It was always our wish to live in Jamaica in our dream home. So, in August 2012, my husband Sedrick Levine and I left Canada to move into our new home. We were thrilled to finally be starting the next chapter in our lives, in Sedrick’s beloved homeland. He bought a little bus and planned to operate tours for visitors to the island. I was helping him run this business venture, as part of our semi- retirement in Jamaica.

My life as I knew it was suddenly shattered when two masked men broke into our home on Sunday, November 17, 2013. Sedrick struggled with the men, allowing me to flee upstairs to call the police. His actions saved my life that day, and that of my father and his housekeeper, who were visiting us at the time. One of the masked intruders chased me upstairs and kicked in the bathroom door, but he stopped when he heard a gunshot from downstairs.

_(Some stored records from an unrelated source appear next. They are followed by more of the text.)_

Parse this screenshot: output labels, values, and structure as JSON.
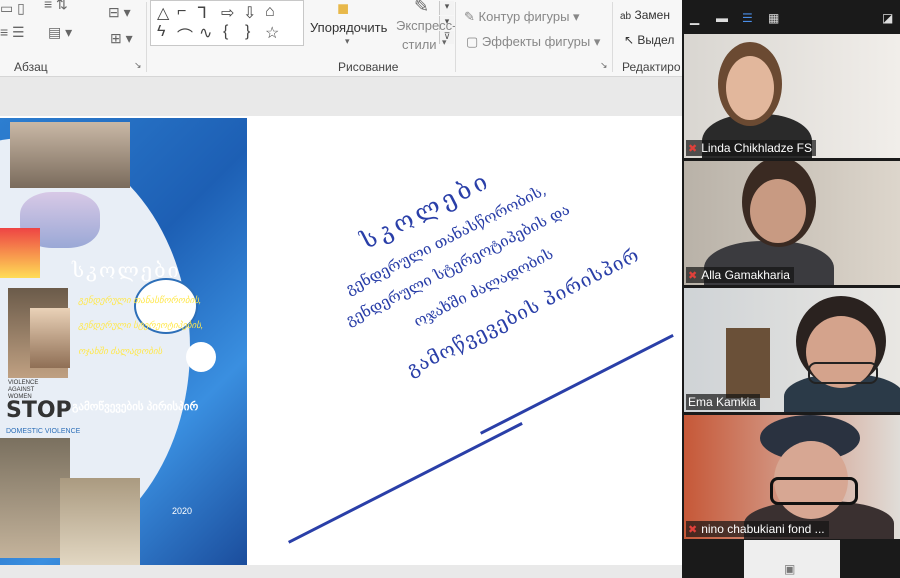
{
  "ribbon": {
    "paragraph_label": "Абзац",
    "drawing_label": "Рисование",
    "arrange_label": "Упорядочить",
    "quick_styles_label_1": "Экспресс-",
    "quick_styles_label_2": "стили",
    "shape_outline_label": "Контур фигуры",
    "shape_effects_label": "Эффекты фигуры",
    "replace_label": "Замен",
    "select_label": "Выдел",
    "editing_label": "Редактиро"
  },
  "slide": {
    "cover": {
      "title": "სკოლები",
      "subtitle_1": "გენდერული თანასწორობის,",
      "subtitle_2": "გენდერული სტერეოტიპების,",
      "subtitle_3": "ოჯახში ძალადობის",
      "footer": "გამოწვევების პირისპირ",
      "stop_top_1": "VIOLENCE",
      "stop_top_2": "AGAINST",
      "stop_top_3": "WOMEN",
      "stop_word": "STOP",
      "stop_sub": "DOMESTIC VIOLENCE",
      "year": "2020"
    },
    "text": {
      "line1": "სკოლები",
      "line2": "გენდერული თანასწორობის,",
      "line3": "გენდერული სტერეოტიპების და",
      "line4": "ოჯახში ძალადობის",
      "line5": "გამოწვევების პირისპირ"
    },
    "text_color": "#2a3fa8"
  },
  "participants": [
    {
      "name": "Linda Chikhladze FS",
      "muted": true
    },
    {
      "name": "Alla Gamakharia",
      "muted": true
    },
    {
      "name": "Ema Kamkia",
      "muted": false
    },
    {
      "name": "nino chabukiani fond ...",
      "muted": true
    }
  ],
  "colors": {
    "muted_mic": "#e0403a",
    "panel_bg": "#1a1a1a",
    "accent_blue": "#2d7ed0"
  }
}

My husband Sedrick was killed that day and the men fled our home with a laptop. The Jamaican police have not yet found these men or charged them with killing my beloved husband. Their motive remains unknown.

This crime has completely changed my life. I suffer from Post-traumatic Stress Disorder now and have depression as a result. I came back to Canada, but I feel very isolated since this happened. These emotional scars may never heal.

I managed to find the Canadian Resource Centre for Victims of Crime by searching online one day. I didn’t know where to turn for help when I came home to Canada. The CRCVC has provided me with a lot of emotional support, which has been tremendously helpful. They’ve also written numerous letters to Jamaican officials seeking justice for Sedrick, as well as intervening with Canadian officials on my behalf. The office also helped connect me to a trauma therapist for counselling sessions too.

In order to try and make sense of what happened to Sedrick, it is my hope that others could support the work of the Canadian Resource Centre for Victims of Crime. There are so many other victims/survivors out there who also need their assistance.